With days of preparation, more than 11,000 descended upon Downtown Troy Sunday afternoon in one of the largest regional demonstrations in the wake of the killing of George Floyd.
Chanting “no justice, no peace” and “hands up, don’t shoot” – evoking previous incidents involving African Americans and police officers, protesters started their rally at Riverfront Park before heading to Troy Police headquarters on Sixth Avenue.
The demonstration comes just over a week later from a similar sized protest in Albany and exactly a week after demonstrations in Schenectady. The Albany protest was marred by a group of rioters later that Saturday evening that led to physical and property damage in Albany’s South End and Downtown neighborhoods. The South End violence led to the arrest of a Delmar man throwing a brick at an Albany police vehicle.
From the organizers, Justice for Dahmeek, as posted on Facebook:
This is intended to be a peaceful protest. We acknowledge that the words peaceful and nonviolent are often used to divide and villainize passionate Black, Indigenous and People of Color. The violence we condemn is the violence that comes from the top, in our country, our state, and our city: the violence of police and vigilante murder and brutality against our communities, the violence of official doublespeak and cover-up, the violence of an economy where the rich loot millions from the poor every day, the violence of endless wars to bring this same white supremacist system, by force, to the rest of the world. The violence of inaction and silence.
We don’t want to hear from these purveyors of violence that our youth are violent; we don’t want to hear from the looters of billions that our people are looters. We don’t want to hear from those who silence the screams of “we can’t breathe” that we are making too much commotion. If you had listened to these voices a year ago, ten years ago, a hundred years ago, we wouldn’t be here today. We support the righteous rage of our communities.
The rally was also co-hosted by the YWCA of the Greater Capital Region, Citizen Action of New York, Ayo Project Rising, and ALL OF US.
Troy Mayor Patrick Madden issued the following statement in the early evening:
“We appreciate the cooperation from rally organizers, participants, and public safety personnel for ensuring a safe, peaceful rally. Today’s event was an opportunity for the public to make their voices heard and advocate for positive, lasting change in our community. There is still much work ahead to address systemic racism & discrimination, and we are committed to meaningful dialogue and action.

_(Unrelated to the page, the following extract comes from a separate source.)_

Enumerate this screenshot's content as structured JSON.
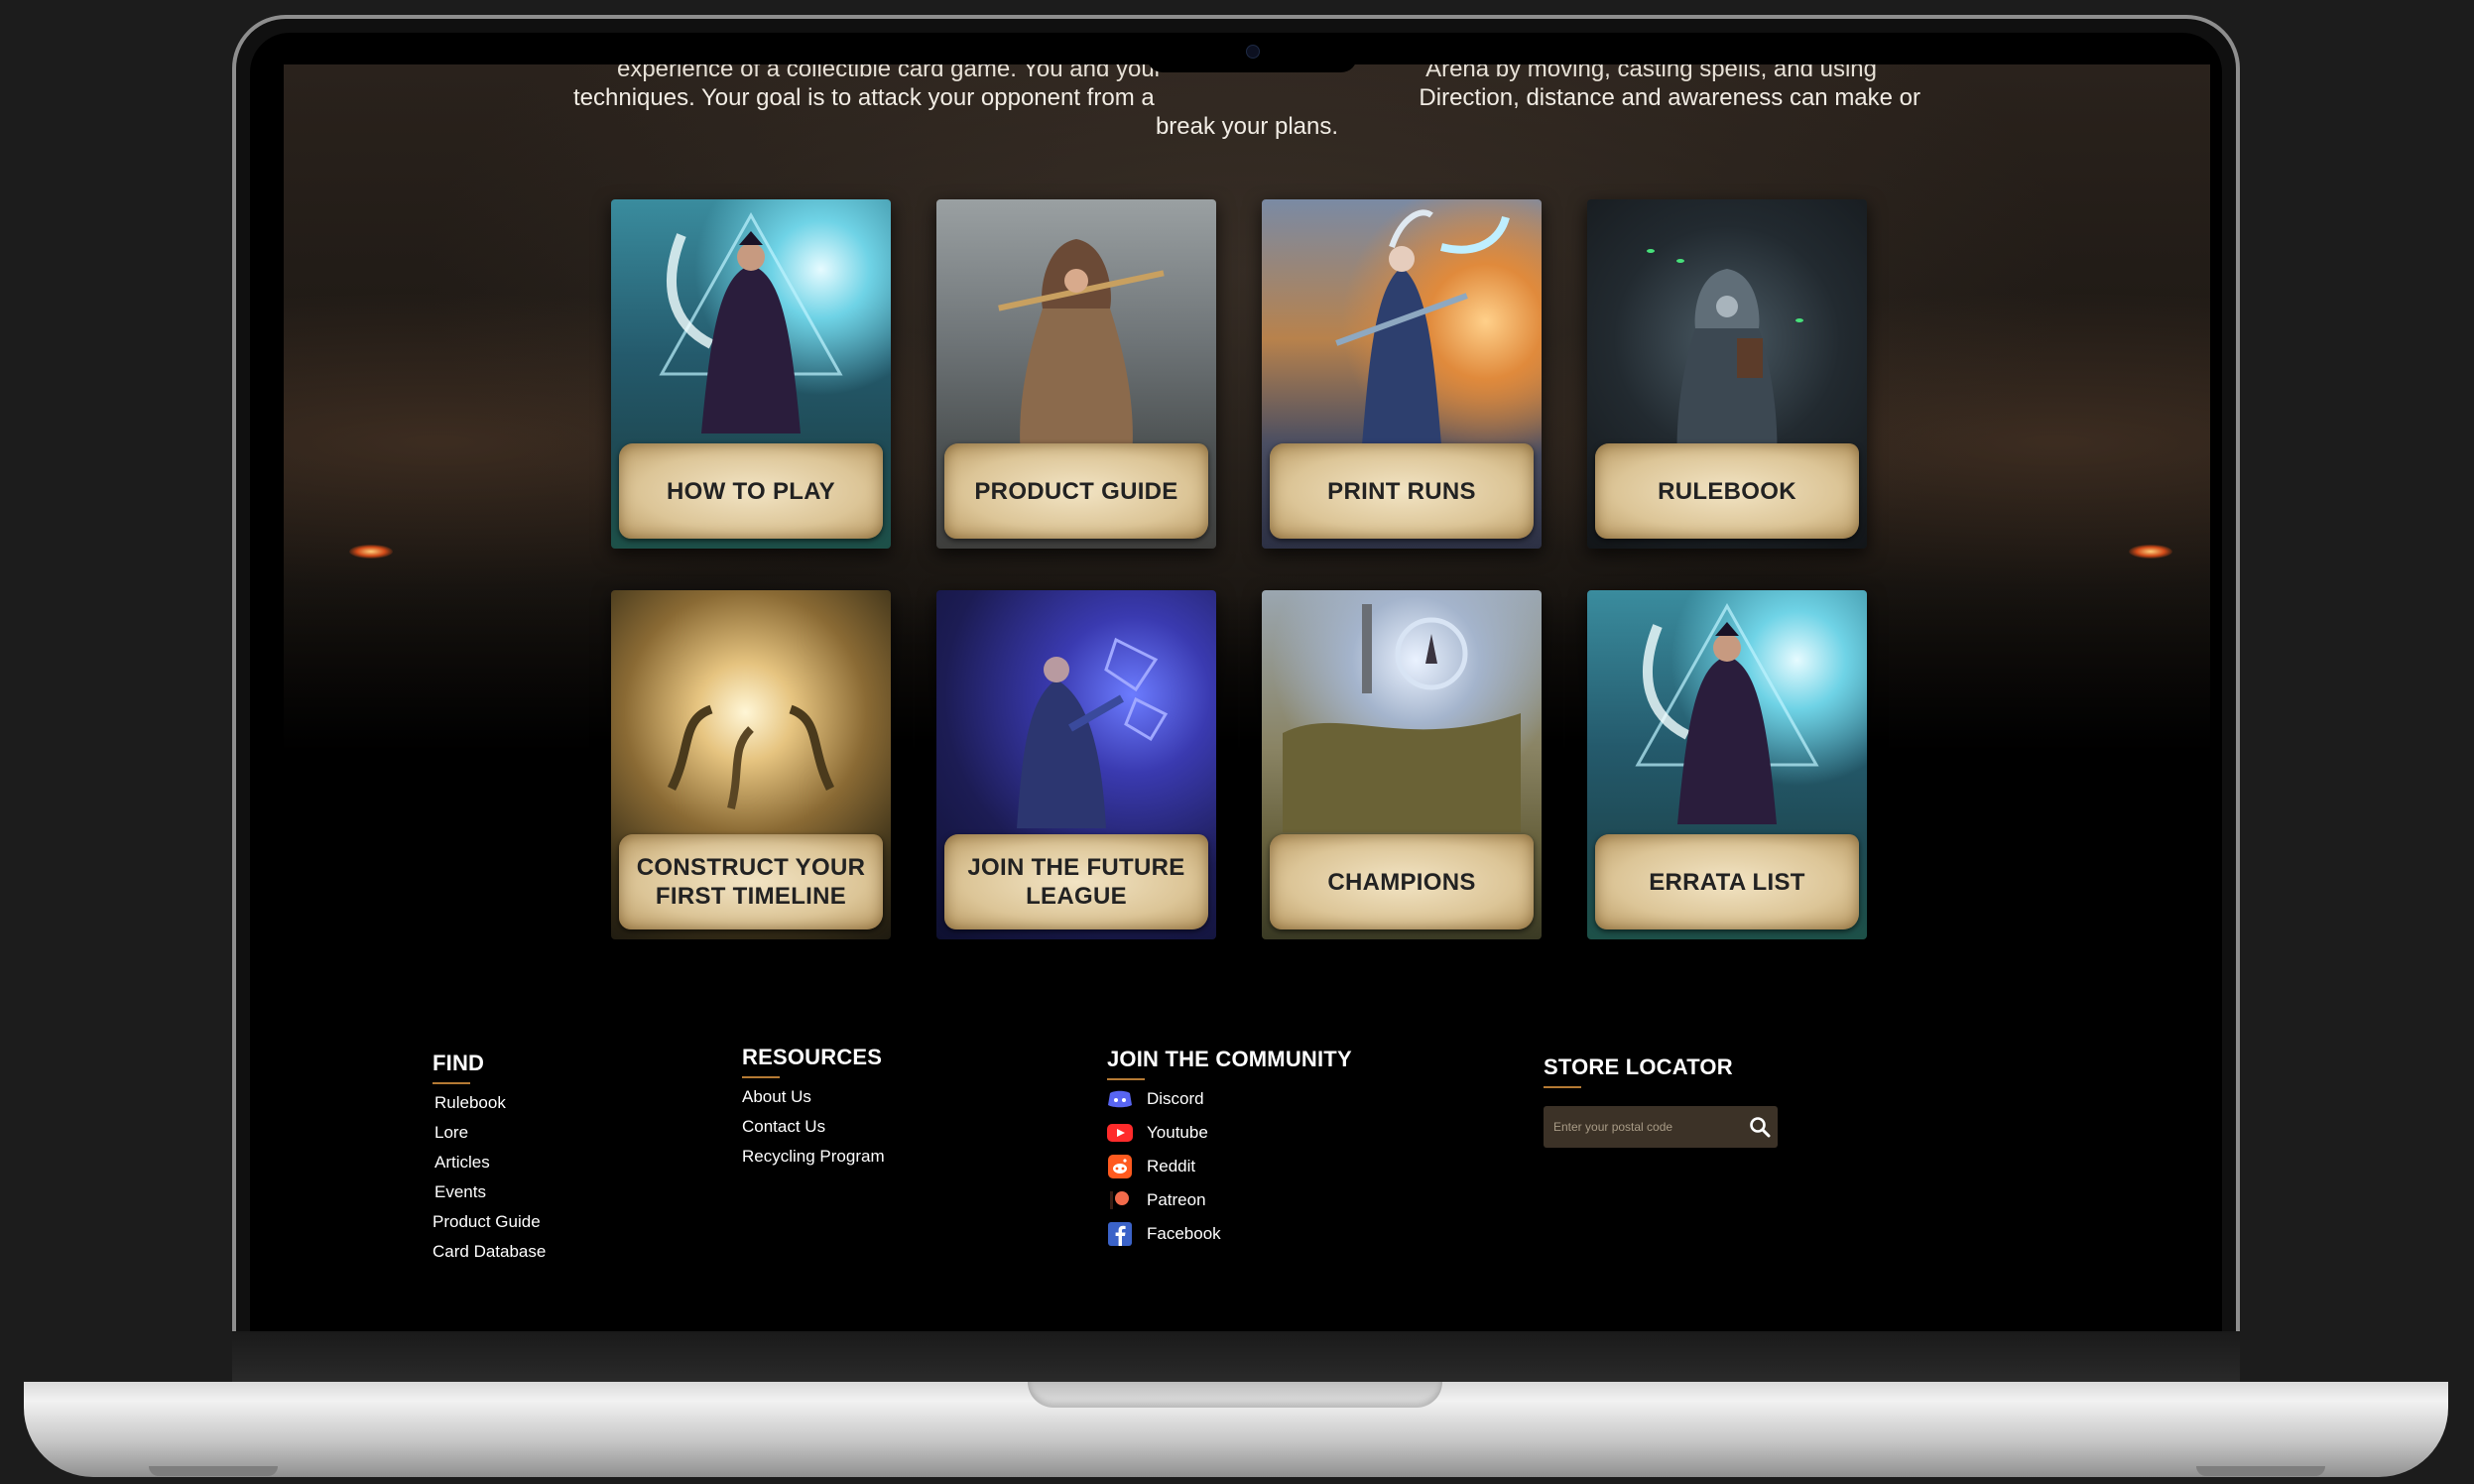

“Additionally, I applaud the rapid response of Troy police and our law enforcement partners to an incident involving several suspicious individuals carrying handguns. These individuals have been detained and are being questioned by Troy police. Thank you to Chief Owens, our police officers, and assisting agencies in response to this incident, and their professionalism demonstrated throughout Sunday’s rally.”

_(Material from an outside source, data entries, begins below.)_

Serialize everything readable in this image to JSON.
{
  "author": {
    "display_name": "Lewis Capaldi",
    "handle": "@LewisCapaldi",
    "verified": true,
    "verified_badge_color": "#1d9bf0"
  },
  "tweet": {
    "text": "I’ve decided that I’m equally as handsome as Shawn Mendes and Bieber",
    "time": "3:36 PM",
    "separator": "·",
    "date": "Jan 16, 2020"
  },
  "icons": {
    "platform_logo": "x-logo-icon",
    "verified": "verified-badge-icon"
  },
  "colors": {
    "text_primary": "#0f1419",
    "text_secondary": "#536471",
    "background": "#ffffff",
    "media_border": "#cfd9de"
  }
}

Rensselaer County Steve McLaughlin issued the following statement on Monday:
Sunday, June 7 saw one of the biggest rallies in Rensselaer County history in the City of Troy. There were an estimated 11,000 marchers at the Troy Rally for Black Lives. What is equally historic to the size of the gathering is that the event was conducted peacefully and without lasting damage to the city or surrounding communities.
Rensselaer County has a proud tradition of protest and energetic expression of viewpoints and ideas. That tradition was recognized on Sunday, and many came to Troy and Rensselaer County to be heard on that day.
Thank you to the Troy Police Department for an outstanding job in managing the rally and accommodating so many people from the county and the region. The TPD displayed great professionalism and foresight in handling this large event, and ensuring the event went peacefully. We collectively owe the Troy Police Department thanks for a wise and effective response.
Thanks also to the Rensselaer County Sheriff’s Office, Rensselaer County Bureau of Public Safety, Rensselaer County Highway Department, New York State Police, State Department of Environmental Conservative officers, various federal agencies and members of neighboring police agencies and departments for responding on Sunday. Their service and assistance to the residents of this county will not be forgotten.
We also thank organizers of the protest for working to ensure a peaceful and organized expression of viewpoints. Organizers helped ensure the safety of those attending the rally, and their work was an important component of the day’s successful conclusion. Their work helped ensure that ideas and goals were not eclipsed by unfortunate occurrences and helped ensure a continued dialogue on issues of vital interest.
During these difficult days, it was encouraging on Sunday to see a day that highlighted community instead of conflict. Rensselaer County is appreciative of those efforts.